More and more regulations. Take the mobility package, a recent EU directive to prevent exploitation of international drivers. For example, drivers from abroad working for Dutch hauliers are required to return home once every four weeks, as is their truck, which must return to the country of registration once every eight weeks. Can be complicated. Which does not alter the fact that Van Duuren emphasizes the importance of all the quality requirements and certificates. “ISO-9001 is very important to keep monitoring quality. With ISO, quality management ensures that processes meet the requirements of clients and other stakeholders.
Risks within the processes are assessed by means of the RI&E (Risk Inventory and Evaluation, aimed at creating a safe and healthy working environment), among others.

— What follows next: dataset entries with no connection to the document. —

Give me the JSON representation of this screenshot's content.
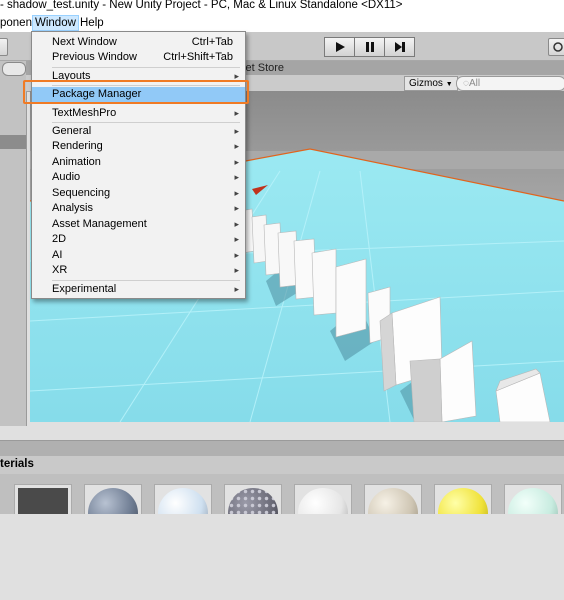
{
  "window": {
    "title": "- shadow_test.unity - New Unity Project - PC, Mac & Linux Standalone <DX11>"
  },
  "menubar": {
    "items": [
      "ponent",
      "Window",
      "Help"
    ]
  },
  "scene": {
    "tab_label": "set Store",
    "gizmos_label": "Gizmos",
    "search_placeholder": "◌All"
  },
  "window_menu": {
    "items": [
      {
        "label": "Next Window",
        "shortcut": "Ctrl+Tab"
      },
      {
        "label": "Previous Window",
        "shortcut": "Ctrl+Shift+Tab"
      },
      {
        "label": "Layouts",
        "submenu": true
      },
      {
        "label": "Package Manager",
        "highlighted": true
      },
      {
        "label": "TextMeshPro",
        "submenu": true
      },
      {
        "label": "General",
        "submenu": true
      },
      {
        "label": "Rendering",
        "submenu": true
      },
      {
        "label": "Animation",
        "submenu": true
      },
      {
        "label": "Audio",
        "submenu": true
      },
      {
        "label": "Sequencing",
        "submenu": true
      },
      {
        "label": "Analysis",
        "submenu": true
      },
      {
        "label": "Asset Management",
        "submenu": true
      },
      {
        "label": "2D",
        "submenu": true
      },
      {
        "label": "AI",
        "submenu": true
      },
      {
        "label": "XR",
        "submenu": true
      },
      {
        "label": "Experimental",
        "submenu": true
      }
    ]
  },
  "project": {
    "header_label": "terials",
    "materials": [
      {
        "color": "#4a4a4a"
      },
      {
        "color": "#6f7d93"
      },
      {
        "color": "#cfe0f0"
      },
      {
        "color": "#6b6b78"
      },
      {
        "color": "#e6e6e6"
      },
      {
        "color": "#cfc6b4"
      },
      {
        "color": "#f0e23a"
      },
      {
        "color": "#c8ece0"
      }
    ]
  },
  "colors": {
    "highlight_border": "#f07b25",
    "menu_hover": "#91c9f7",
    "floor": "#8ee3f0"
  }
}
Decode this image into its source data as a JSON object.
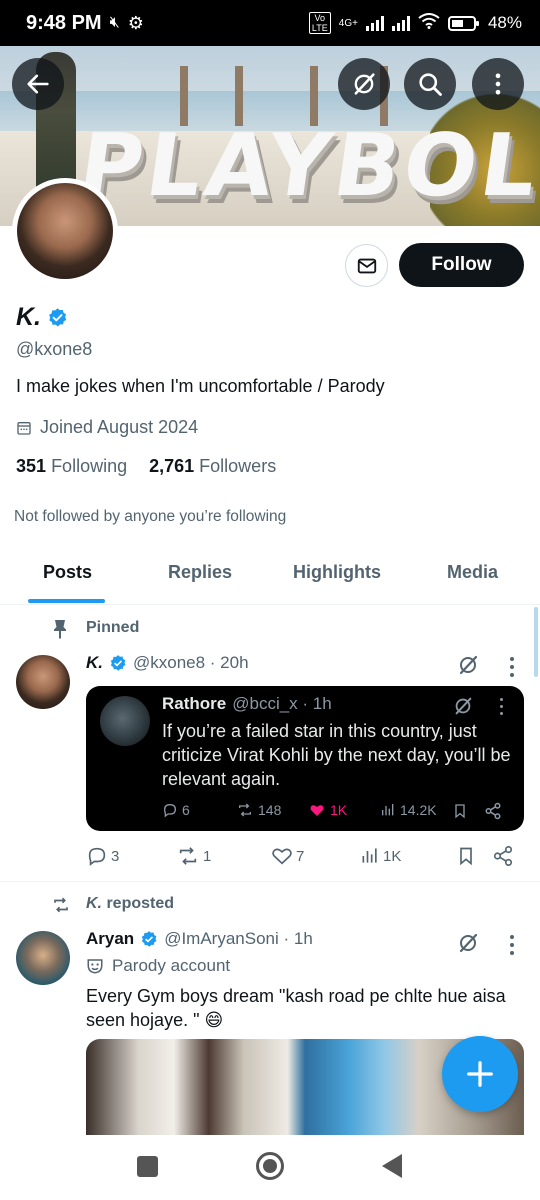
{
  "status_bar": {
    "time": "9:48 PM",
    "network_label": "4G+",
    "volte_label": "Vo LTE",
    "battery": "48%"
  },
  "banner": {
    "text": "PLAYBOLD"
  },
  "profile": {
    "name": "K.",
    "handle": "@kxone8",
    "bio": "I make jokes when I'm uncomfortable / Parody",
    "joined": "Joined August 2024",
    "following_count": "351",
    "following_label": "Following",
    "followers_count": "2,761",
    "followers_label": "Followers",
    "not_followed": "Not followed by anyone you’re following",
    "follow_label": "Follow"
  },
  "tabs": [
    {
      "label": "Posts",
      "active": true
    },
    {
      "label": "Replies"
    },
    {
      "label": "Highlights"
    },
    {
      "label": "Media"
    }
  ],
  "tweet1": {
    "pinned_label": "Pinned",
    "name": "K.",
    "handle_time": "@kxone8 · 20h",
    "quote": {
      "name": "Rathore",
      "handle_time": "@bcci_x · 1h",
      "text": "If you’re a failed star in this country, just criticize Virat Kohli by the next day, you’ll be relevant again.",
      "replies": "6",
      "reposts": "148",
      "likes": "1K",
      "views": "14.2K"
    },
    "replies": "3",
    "reposts": "1",
    "likes": "7",
    "views": "1K"
  },
  "tweet2": {
    "reposted_by": "K.",
    "reposted_suffix": " reposted",
    "name": "Aryan",
    "handle_time": "@ImAryanSoni · 1h",
    "parody_label": "Parody account",
    "text": "Every Gym boys dream \"kash road pe chlte hue  aisa seen hojaye. \" 😄"
  },
  "colors": {
    "accent": "#1d9bf0",
    "like": "#f91880",
    "text_secondary": "#536471"
  }
}
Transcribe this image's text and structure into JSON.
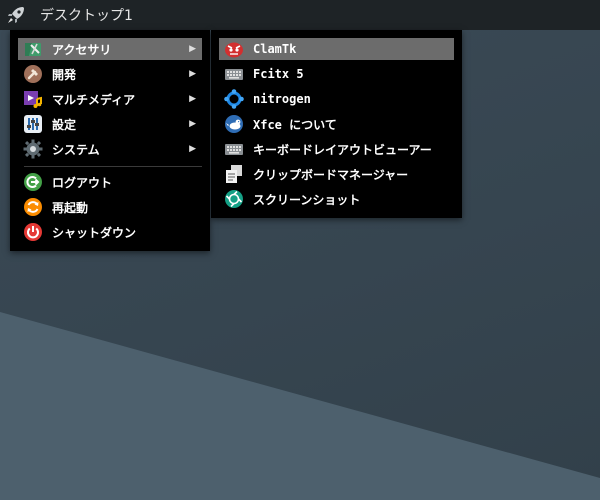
{
  "panel": {
    "workspace_label": "デスクトップ1",
    "launcher_icon": "rocket-icon"
  },
  "main_menu": {
    "items": [
      {
        "label": "アクセサリ",
        "icon": "accessories-icon",
        "has_submenu": true,
        "active": true
      },
      {
        "label": "開発",
        "icon": "development-icon",
        "has_submenu": true
      },
      {
        "label": "マルチメディア",
        "icon": "multimedia-icon",
        "has_submenu": true
      },
      {
        "label": "設定",
        "icon": "settings-icon",
        "has_submenu": true
      },
      {
        "label": "システム",
        "icon": "system-icon",
        "has_submenu": true
      },
      {
        "label": "ログアウト",
        "icon": "logout-icon"
      },
      {
        "label": "再起動",
        "icon": "restart-icon"
      },
      {
        "label": "シャットダウン",
        "icon": "shutdown-icon"
      }
    ],
    "arrow_glyph": "▶"
  },
  "sub_menu": {
    "items": [
      {
        "label": "ClamTk",
        "icon": "clamtk-icon",
        "active": true
      },
      {
        "label": "Fcitx 5",
        "icon": "keyboard-icon"
      },
      {
        "label": "nitrogen",
        "icon": "nitrogen-icon"
      },
      {
        "label": "Xfce について",
        "icon": "xfce-icon"
      },
      {
        "label": "キーボードレイアウトビューアー",
        "icon": "keyboard-layout-icon"
      },
      {
        "label": "クリップボードマネージャー",
        "icon": "clipboard-icon"
      },
      {
        "label": "スクリーンショット",
        "icon": "screenshot-icon"
      }
    ]
  },
  "colors": {
    "panel_bg": "#1e2326",
    "menu_bg": "#000000",
    "highlight": "#6c6c6c",
    "desktop": "#364550"
  }
}
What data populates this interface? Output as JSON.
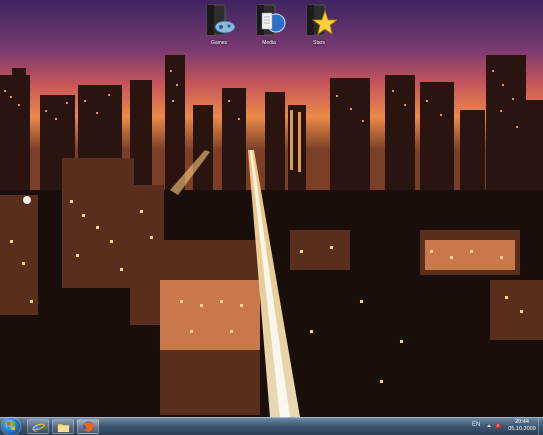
{
  "desktop": {
    "icons": [
      {
        "label": "Games",
        "icon": "gamepad-folder-icon"
      },
      {
        "label": "Media",
        "icon": "media-folder-icon"
      },
      {
        "label": "Stars",
        "icon": "star-folder-icon"
      }
    ]
  },
  "taskbar": {
    "start": "start-orb-icon",
    "pinned": [
      "internet-explorer-icon",
      "folder-icon",
      "firefox-icon"
    ],
    "language": "EN",
    "time": "20:44",
    "date": "05.10.2009"
  },
  "colors": {
    "taskbar": "#3f5873",
    "accent": "#2a7bd0"
  }
}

The TAPA certificate (Transported Asset Protection Association, an organisation dedicated to safety in the logistics chain worldwide) guarantees safety.

The trailers are equipped with PIN code locks that can only be used by the driver to prevent robberies. As we carry a lot of air cargo, drivers need to be trained on air cargo.
How do you avoid having, for example, a bomb in the cargo that later leaves on a plane? That sounds dramatic but if you have five parcels on the manifest and one of them is taped in a different colour it might be suspicious. The AEO certificate (Authorised Economic Operator, a certificate issued by customs) indicates that we take security very seriously.
All rules and procedures in order to transport shipments according to regulations and minimising the risk of incidents.” Carla is as busy as a bee. “I am very happy that we were taken over by a family business five years ago. You notice in everything that the Van Duurens are much closer to their employees.”

Family Business in Pictures has devoted an entire magazine to Van Duuren. This article is one of the published items. Every week we will post an item from the magazine.
Source: Familiebedrijf in Beeld